Saved entries
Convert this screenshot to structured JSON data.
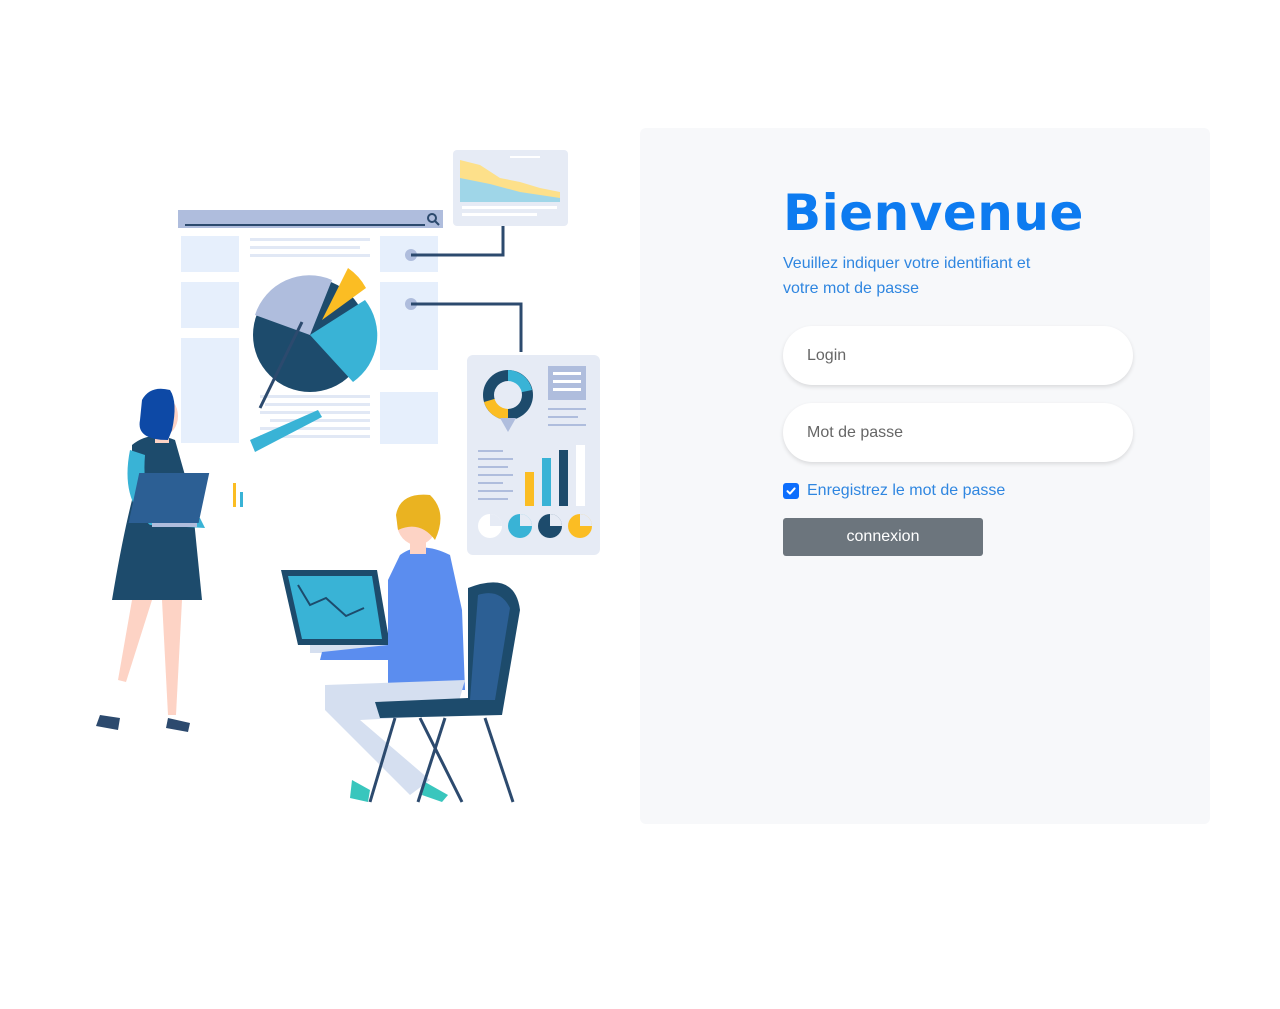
{
  "welcome": {
    "title": "Bienvenue",
    "subtitle": "Veuillez indiquer votre identifiant et votre mot de passe"
  },
  "form": {
    "login_placeholder": "Login",
    "password_placeholder": "Mot de passe",
    "remember_label": "Enregistrez le mot de passe",
    "remember_checked": true,
    "submit_label": "connexion"
  },
  "colors": {
    "accent": "#0d7bf0",
    "panel_bg": "#f7f8fa",
    "button_bg": "#6c757d",
    "checkbox": "#0d6efd"
  },
  "illustration": {
    "icon": "data-analytics-illustration"
  }
}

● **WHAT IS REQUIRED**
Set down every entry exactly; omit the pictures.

● **YOUR SOLUTION**
Convert this screenshot to structured JSON data.
{
  "welcome": {
    "title": "Bienvenue",
    "subtitle": "Veuillez indiquer votre identifiant et votre mot de passe"
  },
  "form": {
    "login_placeholder": "Login",
    "password_placeholder": "Mot de passe",
    "remember_label": "Enregistrez le mot de passe",
    "remember_checked": true,
    "submit_label": "connexion"
  },
  "colors": {
    "accent": "#0d7bf0",
    "panel_bg": "#f7f8fa",
    "button_bg": "#6c757d",
    "checkbox": "#0d6efd"
  },
  "illustration": {
    "icon": "data-analytics-illustration"
  }
}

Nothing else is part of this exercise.